The Internal Revenue Service's back-taxes auction of Columbia Catering's perishables -- including Secretary of State George Shultz's favorite chocolate lace cookies, and canape's made for posh Washington parties -- was halted just six minutes before the sale was to start at 11 yesterday morning.

The stay came after Columbia filed at 10:54 a.m. for bankruptcy under Chapter 11. The IRS has yet to return Columbia's keys, waiting, according to an IRS spokesman, for an order from Judge Paul Mannes of Bankruptcy Court in Rockville. Robert Grossman, Columbia's attorney, said a meeting with the IRS is scheduled for this morning and the IRS "said they're bringing the keys."

Yesterday morning, a small crowd gathered on the balcony outside Columbia in the cold.

* Steven R. Ray, an engineer, said, "Columbia is supposed to do our wedding reception on April 6. I thought I'd better come over to see what was happening." Ray and his fiance', Barbara Chow, who is with the Senate Budget Committee, plan to marry in Rockville Civic Center. "We've already put down a $2,000 deposit," Ray said.

* William Seltzer, president of Columbia, arrived about that time and told Ray: "We'll be there. I guarantee it. Don't worry." He then went into his place to talk to the IRS agents in the hopes of getting his keys. "I'd like to be back in business tomorrow," he said.

* A vigil quickly developed with Columbia employes, including the twin chefs, Carlos and Antonia Laranjeira, coming up to see what was happening. "I'll have to look," said Carlos Laranjeira. "The strawberries may be all right -- they were very fresh, but not much longer. I don't think the 2,000 cookies could be served. They had to be left out on tables. The IRS wouldn't give us time, when they closed us down on Thursday, to properly put them up. All those cookies take so much time to make, the chocolate has to be spread by hand."

(At a State Department dinner party Friday night, Seltzer said, George Shultz's wife, Helena, who has a standing order for the chocolate lace cookies, took one bite of a substitute cookie and said firmly, "This isn't Bill Seltzer's cookie." After that, Seltzer told them for the first time that his premises had been padlocked by the IRS on Thursday. Ridgewell's took over his immediately scheduled parties, including two in the elaborately remodeled State Diplomatic Reception Rooms, but Seltzer supervised the events.)

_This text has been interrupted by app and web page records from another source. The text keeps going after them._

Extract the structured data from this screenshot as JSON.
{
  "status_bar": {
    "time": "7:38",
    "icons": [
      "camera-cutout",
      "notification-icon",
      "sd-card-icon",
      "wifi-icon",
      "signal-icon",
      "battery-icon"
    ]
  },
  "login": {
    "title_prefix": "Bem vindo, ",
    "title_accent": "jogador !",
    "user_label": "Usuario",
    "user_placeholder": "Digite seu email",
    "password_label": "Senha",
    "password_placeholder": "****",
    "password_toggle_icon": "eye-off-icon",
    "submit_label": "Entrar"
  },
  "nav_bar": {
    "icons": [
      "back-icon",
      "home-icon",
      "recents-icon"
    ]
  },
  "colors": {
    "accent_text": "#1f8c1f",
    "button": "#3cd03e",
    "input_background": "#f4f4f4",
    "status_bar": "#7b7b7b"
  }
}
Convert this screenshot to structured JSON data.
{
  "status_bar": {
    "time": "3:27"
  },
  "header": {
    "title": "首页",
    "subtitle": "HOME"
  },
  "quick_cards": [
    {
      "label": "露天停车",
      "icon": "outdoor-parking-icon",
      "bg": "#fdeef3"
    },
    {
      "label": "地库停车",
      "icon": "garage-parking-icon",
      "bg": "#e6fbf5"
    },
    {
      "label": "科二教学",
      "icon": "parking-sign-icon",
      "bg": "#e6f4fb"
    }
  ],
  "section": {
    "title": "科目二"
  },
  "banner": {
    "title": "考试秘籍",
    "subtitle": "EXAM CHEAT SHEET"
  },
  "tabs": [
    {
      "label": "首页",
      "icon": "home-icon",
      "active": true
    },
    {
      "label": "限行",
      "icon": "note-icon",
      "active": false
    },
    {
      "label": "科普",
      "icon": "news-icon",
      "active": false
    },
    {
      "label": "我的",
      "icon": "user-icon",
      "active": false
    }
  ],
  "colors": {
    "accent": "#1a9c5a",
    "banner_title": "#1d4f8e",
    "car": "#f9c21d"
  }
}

* One man, who wouldn't give his name, said he was disappointed the auction was off. "I was hoping to buy some good food at a bargain."

According to IRS spokesman Domenic Laponzina, one of those who turned up yesterday morning was a representative of a linen company who had delivered some cloth napkins but hadn't yet been paid for them.

Before the auction was canceled, about 15 people, including one who allegedly nibbled at one of the cookies, toured the refrigerators and freezers, planning to bid on the goods.

Seltzer, who had been up all night with his attorneys filling out the bankruptcy forms, went home to bed.

"We're in a holding pattern," said Laponzina, confirming the IRS still has the keys. "The company is still under federal seizure and will remain so until further direction of the bankruptcy court. The court sits as executor. It's the court's prerogative to maintain the assets. The taxpayer always has the option of paying off the full amount or providing a surety bond. Even though the taxpayer has filed for bankruptcy, the liability continues to be owed."

Deanna Walker, Bankruptcy Court clerk, said of the delay in returning the keys: "We would've expected IRS to give back the keys, since when bankruptcy is filed, there's an automatic stay on everything. But I don't know IRS' procedure. Under Chapter 11, the company continues to do business and gives the court a plan for paying off their debts. They are permitted use of their assets."